Content starts

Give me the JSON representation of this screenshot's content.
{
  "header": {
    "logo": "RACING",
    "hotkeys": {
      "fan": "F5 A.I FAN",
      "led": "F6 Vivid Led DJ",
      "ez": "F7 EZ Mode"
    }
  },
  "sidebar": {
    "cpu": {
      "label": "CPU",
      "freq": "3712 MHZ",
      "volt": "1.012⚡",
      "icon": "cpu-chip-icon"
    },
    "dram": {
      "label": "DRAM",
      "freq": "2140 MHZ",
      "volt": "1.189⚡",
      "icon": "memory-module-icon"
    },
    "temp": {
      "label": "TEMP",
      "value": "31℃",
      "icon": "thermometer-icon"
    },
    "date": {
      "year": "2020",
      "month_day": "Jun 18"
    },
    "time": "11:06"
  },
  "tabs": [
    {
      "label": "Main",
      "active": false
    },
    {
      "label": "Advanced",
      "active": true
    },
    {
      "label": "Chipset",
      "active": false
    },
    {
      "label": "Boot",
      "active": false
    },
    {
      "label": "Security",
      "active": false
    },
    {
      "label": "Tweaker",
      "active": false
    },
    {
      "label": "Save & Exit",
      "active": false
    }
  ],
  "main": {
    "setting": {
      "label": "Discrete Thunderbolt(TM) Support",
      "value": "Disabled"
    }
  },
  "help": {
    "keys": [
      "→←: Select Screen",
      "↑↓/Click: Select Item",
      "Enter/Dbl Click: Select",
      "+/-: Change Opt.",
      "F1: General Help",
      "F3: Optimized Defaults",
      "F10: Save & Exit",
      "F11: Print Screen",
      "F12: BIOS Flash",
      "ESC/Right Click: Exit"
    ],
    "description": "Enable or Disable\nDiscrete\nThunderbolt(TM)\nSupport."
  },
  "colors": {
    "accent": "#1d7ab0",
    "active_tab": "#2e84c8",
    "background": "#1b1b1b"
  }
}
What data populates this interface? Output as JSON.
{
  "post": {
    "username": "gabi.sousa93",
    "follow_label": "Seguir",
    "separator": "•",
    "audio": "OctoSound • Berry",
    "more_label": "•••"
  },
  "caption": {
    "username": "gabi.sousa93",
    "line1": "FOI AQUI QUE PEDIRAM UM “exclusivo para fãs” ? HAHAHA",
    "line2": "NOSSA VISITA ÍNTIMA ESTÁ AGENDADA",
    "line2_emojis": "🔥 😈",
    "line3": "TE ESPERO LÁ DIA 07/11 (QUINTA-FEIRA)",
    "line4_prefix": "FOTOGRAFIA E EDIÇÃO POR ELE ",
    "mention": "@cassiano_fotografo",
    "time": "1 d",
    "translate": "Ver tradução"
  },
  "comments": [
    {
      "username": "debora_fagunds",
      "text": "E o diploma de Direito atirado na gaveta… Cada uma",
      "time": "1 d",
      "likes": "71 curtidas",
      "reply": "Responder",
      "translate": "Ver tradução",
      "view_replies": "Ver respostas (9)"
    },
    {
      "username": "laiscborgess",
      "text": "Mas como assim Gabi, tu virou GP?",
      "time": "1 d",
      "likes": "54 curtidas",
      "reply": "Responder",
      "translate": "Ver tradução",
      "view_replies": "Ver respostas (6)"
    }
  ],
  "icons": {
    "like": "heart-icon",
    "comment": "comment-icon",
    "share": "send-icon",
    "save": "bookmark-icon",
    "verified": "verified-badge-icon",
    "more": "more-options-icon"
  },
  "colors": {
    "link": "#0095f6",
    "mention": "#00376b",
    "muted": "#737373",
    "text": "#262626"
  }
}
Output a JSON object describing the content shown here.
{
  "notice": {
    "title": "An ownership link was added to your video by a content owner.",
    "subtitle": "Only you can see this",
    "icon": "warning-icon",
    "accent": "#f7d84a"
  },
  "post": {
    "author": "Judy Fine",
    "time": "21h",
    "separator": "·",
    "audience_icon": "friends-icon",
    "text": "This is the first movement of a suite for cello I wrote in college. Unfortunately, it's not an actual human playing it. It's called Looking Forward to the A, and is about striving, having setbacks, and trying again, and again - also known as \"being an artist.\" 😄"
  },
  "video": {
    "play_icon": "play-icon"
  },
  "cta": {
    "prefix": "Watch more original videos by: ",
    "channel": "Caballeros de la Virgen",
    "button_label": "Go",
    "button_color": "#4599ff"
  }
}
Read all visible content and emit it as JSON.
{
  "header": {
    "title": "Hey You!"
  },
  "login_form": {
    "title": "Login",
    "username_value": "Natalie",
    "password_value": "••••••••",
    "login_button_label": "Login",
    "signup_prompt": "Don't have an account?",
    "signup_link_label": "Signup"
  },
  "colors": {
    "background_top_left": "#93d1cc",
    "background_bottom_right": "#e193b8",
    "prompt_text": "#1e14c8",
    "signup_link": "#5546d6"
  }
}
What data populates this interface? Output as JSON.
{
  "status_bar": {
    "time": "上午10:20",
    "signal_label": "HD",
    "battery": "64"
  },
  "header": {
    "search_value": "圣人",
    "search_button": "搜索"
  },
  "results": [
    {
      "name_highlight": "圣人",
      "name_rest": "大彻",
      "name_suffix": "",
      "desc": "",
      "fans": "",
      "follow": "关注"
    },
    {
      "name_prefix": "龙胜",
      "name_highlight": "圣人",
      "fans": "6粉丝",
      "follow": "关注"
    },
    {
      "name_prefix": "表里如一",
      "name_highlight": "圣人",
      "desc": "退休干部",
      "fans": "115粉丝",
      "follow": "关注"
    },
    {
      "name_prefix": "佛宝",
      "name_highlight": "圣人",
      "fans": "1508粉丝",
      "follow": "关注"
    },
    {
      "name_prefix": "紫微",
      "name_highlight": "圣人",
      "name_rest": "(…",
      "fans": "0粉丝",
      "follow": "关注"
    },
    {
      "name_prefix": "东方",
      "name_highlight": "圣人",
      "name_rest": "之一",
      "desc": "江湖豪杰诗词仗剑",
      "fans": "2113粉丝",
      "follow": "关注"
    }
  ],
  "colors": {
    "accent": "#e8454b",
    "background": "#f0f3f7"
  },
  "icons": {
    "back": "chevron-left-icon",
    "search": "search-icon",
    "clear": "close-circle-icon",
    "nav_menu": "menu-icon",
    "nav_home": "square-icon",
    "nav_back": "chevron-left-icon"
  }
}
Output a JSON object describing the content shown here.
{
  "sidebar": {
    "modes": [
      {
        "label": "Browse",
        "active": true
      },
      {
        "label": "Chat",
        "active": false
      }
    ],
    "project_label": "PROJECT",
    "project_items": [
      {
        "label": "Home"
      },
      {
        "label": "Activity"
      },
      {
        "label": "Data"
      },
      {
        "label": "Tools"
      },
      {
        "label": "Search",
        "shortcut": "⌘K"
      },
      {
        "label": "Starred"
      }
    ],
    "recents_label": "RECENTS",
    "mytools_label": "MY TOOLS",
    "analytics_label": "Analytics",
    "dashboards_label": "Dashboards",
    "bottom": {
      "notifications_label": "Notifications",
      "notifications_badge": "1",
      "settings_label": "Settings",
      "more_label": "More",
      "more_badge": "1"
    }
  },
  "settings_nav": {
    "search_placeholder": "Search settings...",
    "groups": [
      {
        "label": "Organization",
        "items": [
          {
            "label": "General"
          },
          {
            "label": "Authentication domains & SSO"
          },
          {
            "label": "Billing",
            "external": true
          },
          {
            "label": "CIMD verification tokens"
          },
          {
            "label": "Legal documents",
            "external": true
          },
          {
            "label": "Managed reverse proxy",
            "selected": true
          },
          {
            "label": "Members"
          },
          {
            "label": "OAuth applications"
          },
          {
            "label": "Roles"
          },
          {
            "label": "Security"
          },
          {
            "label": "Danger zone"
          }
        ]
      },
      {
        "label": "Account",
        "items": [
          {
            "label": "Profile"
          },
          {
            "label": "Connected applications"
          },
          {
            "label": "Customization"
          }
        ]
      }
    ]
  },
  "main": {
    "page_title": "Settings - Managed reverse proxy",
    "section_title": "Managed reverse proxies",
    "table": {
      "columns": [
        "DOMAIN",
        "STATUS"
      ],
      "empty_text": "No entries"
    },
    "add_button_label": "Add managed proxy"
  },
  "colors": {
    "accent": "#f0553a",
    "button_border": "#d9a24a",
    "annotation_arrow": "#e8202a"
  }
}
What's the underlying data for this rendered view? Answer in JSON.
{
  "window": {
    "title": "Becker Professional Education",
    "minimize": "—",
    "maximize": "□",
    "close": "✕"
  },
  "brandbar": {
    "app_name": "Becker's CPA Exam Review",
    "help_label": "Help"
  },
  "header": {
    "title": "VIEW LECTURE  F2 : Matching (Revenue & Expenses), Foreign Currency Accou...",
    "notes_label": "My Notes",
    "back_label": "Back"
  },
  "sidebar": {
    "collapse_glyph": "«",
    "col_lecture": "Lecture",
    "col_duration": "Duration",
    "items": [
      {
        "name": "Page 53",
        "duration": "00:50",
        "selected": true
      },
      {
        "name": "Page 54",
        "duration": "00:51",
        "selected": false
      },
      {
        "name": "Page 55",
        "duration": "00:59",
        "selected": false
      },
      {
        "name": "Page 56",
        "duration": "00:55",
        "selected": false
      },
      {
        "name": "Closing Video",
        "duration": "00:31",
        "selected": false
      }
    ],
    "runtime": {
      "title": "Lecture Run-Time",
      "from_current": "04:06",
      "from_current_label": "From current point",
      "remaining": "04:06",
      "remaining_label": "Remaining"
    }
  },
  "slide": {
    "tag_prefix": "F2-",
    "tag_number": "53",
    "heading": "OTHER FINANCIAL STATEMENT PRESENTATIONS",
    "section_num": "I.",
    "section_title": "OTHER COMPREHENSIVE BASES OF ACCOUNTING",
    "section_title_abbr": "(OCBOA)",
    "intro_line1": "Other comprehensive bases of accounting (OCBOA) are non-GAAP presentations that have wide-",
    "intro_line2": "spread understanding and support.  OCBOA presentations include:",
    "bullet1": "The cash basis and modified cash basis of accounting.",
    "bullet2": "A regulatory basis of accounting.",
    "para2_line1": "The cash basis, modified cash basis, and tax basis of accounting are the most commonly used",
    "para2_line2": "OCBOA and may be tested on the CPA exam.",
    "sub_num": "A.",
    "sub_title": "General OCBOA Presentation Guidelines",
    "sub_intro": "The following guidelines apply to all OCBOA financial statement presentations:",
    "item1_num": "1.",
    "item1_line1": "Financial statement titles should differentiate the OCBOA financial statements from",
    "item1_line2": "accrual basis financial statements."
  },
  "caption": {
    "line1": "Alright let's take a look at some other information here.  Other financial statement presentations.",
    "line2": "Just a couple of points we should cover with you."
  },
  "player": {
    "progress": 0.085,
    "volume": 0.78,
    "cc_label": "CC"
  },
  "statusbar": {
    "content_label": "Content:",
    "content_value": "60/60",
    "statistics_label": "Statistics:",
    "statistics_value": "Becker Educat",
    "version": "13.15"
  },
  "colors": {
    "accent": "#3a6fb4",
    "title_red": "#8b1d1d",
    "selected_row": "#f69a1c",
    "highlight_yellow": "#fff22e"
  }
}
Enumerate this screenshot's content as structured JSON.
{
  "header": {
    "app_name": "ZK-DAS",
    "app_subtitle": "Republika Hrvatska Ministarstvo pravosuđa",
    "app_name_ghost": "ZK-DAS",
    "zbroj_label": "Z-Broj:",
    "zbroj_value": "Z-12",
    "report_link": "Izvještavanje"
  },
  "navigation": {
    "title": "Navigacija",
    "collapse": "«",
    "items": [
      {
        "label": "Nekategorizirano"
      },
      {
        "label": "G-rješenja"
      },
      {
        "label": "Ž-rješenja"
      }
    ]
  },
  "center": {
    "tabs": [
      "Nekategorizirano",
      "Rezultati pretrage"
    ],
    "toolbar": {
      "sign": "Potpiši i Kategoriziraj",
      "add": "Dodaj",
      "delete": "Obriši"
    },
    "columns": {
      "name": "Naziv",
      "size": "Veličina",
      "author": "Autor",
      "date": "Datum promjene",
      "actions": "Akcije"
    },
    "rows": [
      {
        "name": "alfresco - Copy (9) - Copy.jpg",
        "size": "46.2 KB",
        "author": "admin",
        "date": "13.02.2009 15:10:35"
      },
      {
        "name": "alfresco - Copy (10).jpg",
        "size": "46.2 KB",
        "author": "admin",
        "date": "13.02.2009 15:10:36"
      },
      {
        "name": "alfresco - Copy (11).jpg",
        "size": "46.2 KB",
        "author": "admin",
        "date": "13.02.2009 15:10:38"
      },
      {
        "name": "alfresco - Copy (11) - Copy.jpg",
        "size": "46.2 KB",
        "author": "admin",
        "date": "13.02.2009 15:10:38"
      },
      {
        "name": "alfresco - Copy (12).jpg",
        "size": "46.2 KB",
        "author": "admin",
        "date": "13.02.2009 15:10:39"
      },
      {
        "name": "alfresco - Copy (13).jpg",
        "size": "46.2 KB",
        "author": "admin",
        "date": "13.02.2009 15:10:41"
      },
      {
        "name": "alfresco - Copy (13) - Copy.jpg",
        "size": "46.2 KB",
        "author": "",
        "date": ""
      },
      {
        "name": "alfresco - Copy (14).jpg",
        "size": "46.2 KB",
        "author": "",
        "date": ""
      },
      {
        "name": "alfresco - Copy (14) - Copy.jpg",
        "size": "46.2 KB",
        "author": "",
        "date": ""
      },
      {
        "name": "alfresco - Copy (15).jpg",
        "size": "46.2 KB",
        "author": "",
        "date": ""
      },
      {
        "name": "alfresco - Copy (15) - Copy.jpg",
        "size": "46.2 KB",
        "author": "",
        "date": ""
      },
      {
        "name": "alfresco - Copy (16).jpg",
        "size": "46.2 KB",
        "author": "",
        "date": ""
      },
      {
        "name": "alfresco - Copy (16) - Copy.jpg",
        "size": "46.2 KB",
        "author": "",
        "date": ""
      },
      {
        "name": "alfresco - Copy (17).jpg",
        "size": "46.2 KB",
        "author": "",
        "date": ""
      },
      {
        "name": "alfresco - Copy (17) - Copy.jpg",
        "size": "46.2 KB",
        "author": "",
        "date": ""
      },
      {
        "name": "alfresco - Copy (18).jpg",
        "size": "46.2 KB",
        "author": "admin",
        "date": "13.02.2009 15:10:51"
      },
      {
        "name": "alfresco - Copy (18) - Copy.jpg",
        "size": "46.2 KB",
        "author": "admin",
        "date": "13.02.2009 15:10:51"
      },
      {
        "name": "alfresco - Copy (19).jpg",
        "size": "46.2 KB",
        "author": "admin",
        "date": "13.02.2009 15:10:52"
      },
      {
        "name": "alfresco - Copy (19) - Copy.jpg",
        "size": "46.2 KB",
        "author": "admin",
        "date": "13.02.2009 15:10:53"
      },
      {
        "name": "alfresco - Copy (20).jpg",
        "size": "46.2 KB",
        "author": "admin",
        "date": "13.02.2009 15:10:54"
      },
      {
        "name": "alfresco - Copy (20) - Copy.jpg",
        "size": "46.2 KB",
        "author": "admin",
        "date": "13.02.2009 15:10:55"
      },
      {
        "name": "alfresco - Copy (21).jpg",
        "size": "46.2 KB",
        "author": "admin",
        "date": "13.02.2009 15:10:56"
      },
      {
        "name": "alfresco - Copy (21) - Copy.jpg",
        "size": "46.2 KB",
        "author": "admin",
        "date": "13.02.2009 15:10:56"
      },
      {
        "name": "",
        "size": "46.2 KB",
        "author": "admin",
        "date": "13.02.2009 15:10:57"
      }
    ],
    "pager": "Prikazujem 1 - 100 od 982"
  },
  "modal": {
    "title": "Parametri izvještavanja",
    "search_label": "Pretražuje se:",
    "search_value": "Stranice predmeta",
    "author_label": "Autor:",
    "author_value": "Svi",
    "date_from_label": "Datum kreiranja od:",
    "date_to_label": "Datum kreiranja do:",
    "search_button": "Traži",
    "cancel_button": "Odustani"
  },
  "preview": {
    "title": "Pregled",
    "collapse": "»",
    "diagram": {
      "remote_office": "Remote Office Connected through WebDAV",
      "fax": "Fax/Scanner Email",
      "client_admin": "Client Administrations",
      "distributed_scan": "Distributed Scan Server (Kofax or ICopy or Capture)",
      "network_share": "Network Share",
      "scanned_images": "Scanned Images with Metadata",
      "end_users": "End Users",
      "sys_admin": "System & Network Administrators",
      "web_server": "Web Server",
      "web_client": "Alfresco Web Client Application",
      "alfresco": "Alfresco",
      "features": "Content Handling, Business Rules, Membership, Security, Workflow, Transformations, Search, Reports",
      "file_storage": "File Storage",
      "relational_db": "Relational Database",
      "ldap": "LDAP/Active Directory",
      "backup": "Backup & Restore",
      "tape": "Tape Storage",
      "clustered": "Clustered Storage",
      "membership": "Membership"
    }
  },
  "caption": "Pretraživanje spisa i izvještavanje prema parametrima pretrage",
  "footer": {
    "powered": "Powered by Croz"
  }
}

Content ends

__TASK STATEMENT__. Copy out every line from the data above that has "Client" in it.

__SOLVED EXERCISE__.
      "client_admin": "Client Administrations",
      "web_client": "Alfresco Web Client Application",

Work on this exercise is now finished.